About opera a bit more: There are also certainly levels on which the music without the radios would challenge ideas of opera, or contemporary opera, and to this end I don’t think our goal is to be particularly radical. I think it’s more significant that we’re writing the music that we as composer/musicians want to and know how to write. I think we’re responding much more to contemporary, often interdisciplinary opera much more than Monteverdi or Mozart or Verdi or Berg. This is something I’ve been thinking about a lot. Opera becomes a nice way to signify interdisciplinary bigness, and while I’m certainly interested in common practice opera, I think the idea is much more of an impetus to put pen to paper than having a dialogue with any particular past models. I can’t think of conversations we’ve had about how what we’re doing interfaces with other work, I think we’re making the work we’re making with a confident feeling that it’s operatic (without really discussing what that means). Compose first & categorize later I suppose.

Can you tell us more about audience/stage interaction in To Scale?

Dave: Aliza & I play together in a duo called Why Lie? We both have radio work in our backgrounds, and Aliza (Aliza Simons, Ed.) suggested in 2011 that we create some sort of larger performance piece that involves radios. I asked if Lynn (Lynn Levy, Ed.), who’s a radio producer & a great writer, could also be involved, and Aliza was excited about that. We had some very vague conversations over Malaysian soup about what sorts of things we’d be interested in, and then I was offered a performance or installation spot in a project called “Inside Lives” by a wonderful man named Adam Weinert. We created an installation with a few small transmitters in a stairwell that gave you varying bits of sound & narrative as you went up & down the stairs. It was a pretty successful (and pretty quickly assembled!) piece, but we were always thinking about doing something that focused more on a live performance. Experiments in Opera seemed like a great opportunity to mix transmitting live sounds, storytelling, and music.
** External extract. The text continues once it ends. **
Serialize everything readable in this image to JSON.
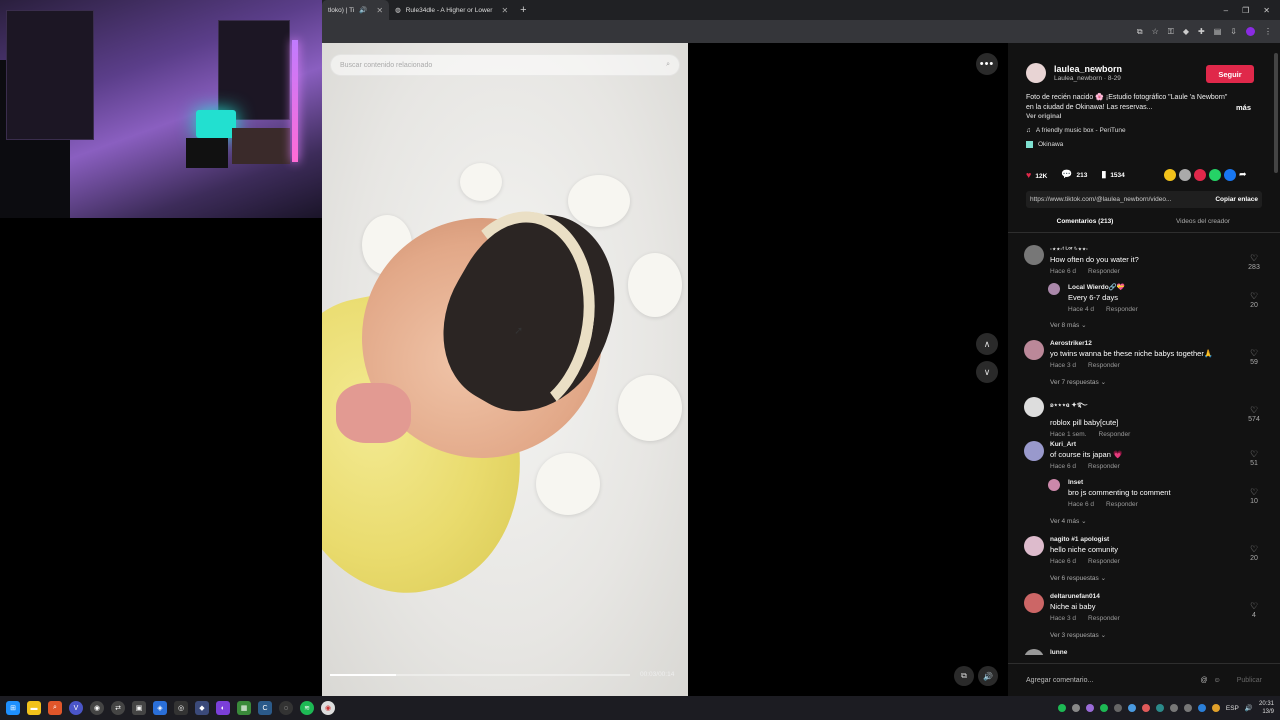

Part of the idea of the radios is to make sounds that are intimate, in opposition to sounds that are, well, unilateral, non-conversational, direct, authoritative. To have an audience member know that s/he is hearing things slightly differently than everyone else around. We’re very much interested in the idea that people get to be transmitters & receivers simultaneously, and while this piece doesn’t make that metaphor super apparent in its current stage, there is a degree to which the various levels of action on the stage are brought to audience members in more personal ways.

Lynn: We’re experimenting with these little radio transmitters in To Scale. Each transmitter is about the size of a paperback novel and has a range of maybe 50 feet. We’ll be distributing radios in the audience, and broadcasting parts of the opera over those radios. It’s a very cool experience—to be sitting in a traditional theater space, but to be receiving sound in a way that you normally associate with personal, private spaces. And because we’ll be transmitting different signals to different radios, each audience member will hear the piece a little bit differently.

Talking about experiments: Holo-pac, genius or aberration?

Aaron: not so bad. It’s funny that the technology they used to make that happen has been around for a while. I think it’s called Pepper’s ghost and it is a pretty nifty gag. There is an opera company in London called Opera Erratica that is using similar technology on a show of theirs. I applaud the efforts of Dr. Dre’s production team that made this happen.

For more info, visit: http://www.experimentsinopera.com

For tickets visit: http://www.roulette.org | Adult: $15, Members: $10, Students with ID: $10, Seniors 65 and over: $10